Rescuing and serving persecuted Christians since 1995
Select Page

ICC Note: Imagine being abducted in the prime of your life, taken away from all that you know and love: your village, your family, your church. This is life for many Christian women in northern Nigeria who have been taken by Islamist militants from Boko Haram.  They are being forced to witness brutal executions, to renounce their Christian faith, to marry combatants, and experience regular arbitrary beatings.

By Chika Oduah

Yola, Nigeria 3/23/15 (Al Jazeera America) – There is a house in Gulak, with a neem tree out front and a well in the back. Inside, dozens of women and girls spent days, weeks and even months waiting for a chance to escape their captors — members of the radical armed group Boko Haram.

The house is in Adamawa state in Nigeria’s northeast, not far from the border with Borno state, where Boko Haram fighters have killed civilians indiscriminately for nearly six years under the guise of establishing a state ruled by their extreme interpretation of Sharia. In Boko Haram’s wake are razed villages, slaughtered men and women and the nightmares of hundreds of women and girls who have been abducted.

The house in Gulak had a tall barbed-wire fence around it — a fence 24-year-old single mother Mercy Ishaya vowed to find a way over. Ishaya is one of three Nigerian women interviewed separately by Al Jazeera who, according to their descriptions of the house and events, appear to have been held in the same building.

Her baby boy was waiting for her in the mountains along the Nigeria-Cameroon border. Ishaya knew she would likely be killed trying to escape, but she had to try.

Ishaya memorized everything she could about the house while planning her escape. “It’s a big house separated into two by a short wall,” she said, speaking from the northeastern city of Yola where she is staying with relatives. “The roof tiling is the color of ox blood.”
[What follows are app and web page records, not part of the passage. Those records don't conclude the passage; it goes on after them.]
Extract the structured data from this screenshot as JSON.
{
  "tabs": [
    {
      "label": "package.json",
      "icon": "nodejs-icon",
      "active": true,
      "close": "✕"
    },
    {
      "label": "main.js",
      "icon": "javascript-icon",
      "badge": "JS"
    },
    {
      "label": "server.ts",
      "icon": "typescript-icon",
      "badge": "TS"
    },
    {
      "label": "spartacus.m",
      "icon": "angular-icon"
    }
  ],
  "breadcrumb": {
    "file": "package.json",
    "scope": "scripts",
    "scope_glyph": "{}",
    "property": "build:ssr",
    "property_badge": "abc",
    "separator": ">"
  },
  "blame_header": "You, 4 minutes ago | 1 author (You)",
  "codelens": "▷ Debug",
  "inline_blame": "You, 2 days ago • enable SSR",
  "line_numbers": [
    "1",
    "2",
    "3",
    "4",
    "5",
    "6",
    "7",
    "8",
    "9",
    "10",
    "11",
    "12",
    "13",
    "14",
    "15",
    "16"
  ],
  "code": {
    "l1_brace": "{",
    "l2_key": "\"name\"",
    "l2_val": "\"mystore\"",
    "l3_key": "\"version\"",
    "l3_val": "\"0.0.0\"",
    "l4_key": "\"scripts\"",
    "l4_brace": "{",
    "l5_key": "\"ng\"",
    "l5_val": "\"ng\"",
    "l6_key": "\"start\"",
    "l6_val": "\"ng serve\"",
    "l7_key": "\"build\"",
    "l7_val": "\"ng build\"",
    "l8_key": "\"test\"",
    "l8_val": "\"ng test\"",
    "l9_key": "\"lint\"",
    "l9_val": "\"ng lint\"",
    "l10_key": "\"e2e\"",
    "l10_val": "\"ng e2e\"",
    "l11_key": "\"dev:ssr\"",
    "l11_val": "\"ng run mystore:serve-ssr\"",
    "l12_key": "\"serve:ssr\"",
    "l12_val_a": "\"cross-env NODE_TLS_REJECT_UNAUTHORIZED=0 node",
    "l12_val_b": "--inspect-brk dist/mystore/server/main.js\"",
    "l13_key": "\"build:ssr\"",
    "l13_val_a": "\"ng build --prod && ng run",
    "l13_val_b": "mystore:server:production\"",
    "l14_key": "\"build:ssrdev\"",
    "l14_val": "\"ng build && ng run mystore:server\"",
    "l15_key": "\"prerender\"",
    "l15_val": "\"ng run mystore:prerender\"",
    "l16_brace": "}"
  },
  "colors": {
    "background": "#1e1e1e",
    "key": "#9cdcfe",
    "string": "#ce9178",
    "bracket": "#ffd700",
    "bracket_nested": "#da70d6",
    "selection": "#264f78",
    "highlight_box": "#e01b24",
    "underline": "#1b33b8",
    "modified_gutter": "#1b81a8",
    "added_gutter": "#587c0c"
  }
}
Boko Haram fighters kidnapped Ishaya, who was raised in Gulak, after they invaded the town in September 2014. She took her baby and ran to the mountains with a group of people to hide. They lived in the mountains for two months, and Ishaya occasionally sneaked back into town to forage for food.

Early one morning Ishaya left her child with another woman and went down from the mountain, creeping back into her house. She grabbed a few things from her kitchen and then headed back to the foothills.

As the sun began to rise, she hurried — but she had already been spotted.

“Two Boko Haram men grabbed me. Then two others came,” Ishaya said. “They trekked with me to their leader. Then they took me to the house.”

There were about 20 older women and a handful of girls in the house. Ishaya said some looked terrified, while others were dejected, as though they had resigned to their new lives in captivity. They were wearing hijabs, most having been forced to renounce Christianity and convert to Islam.

[Full Story]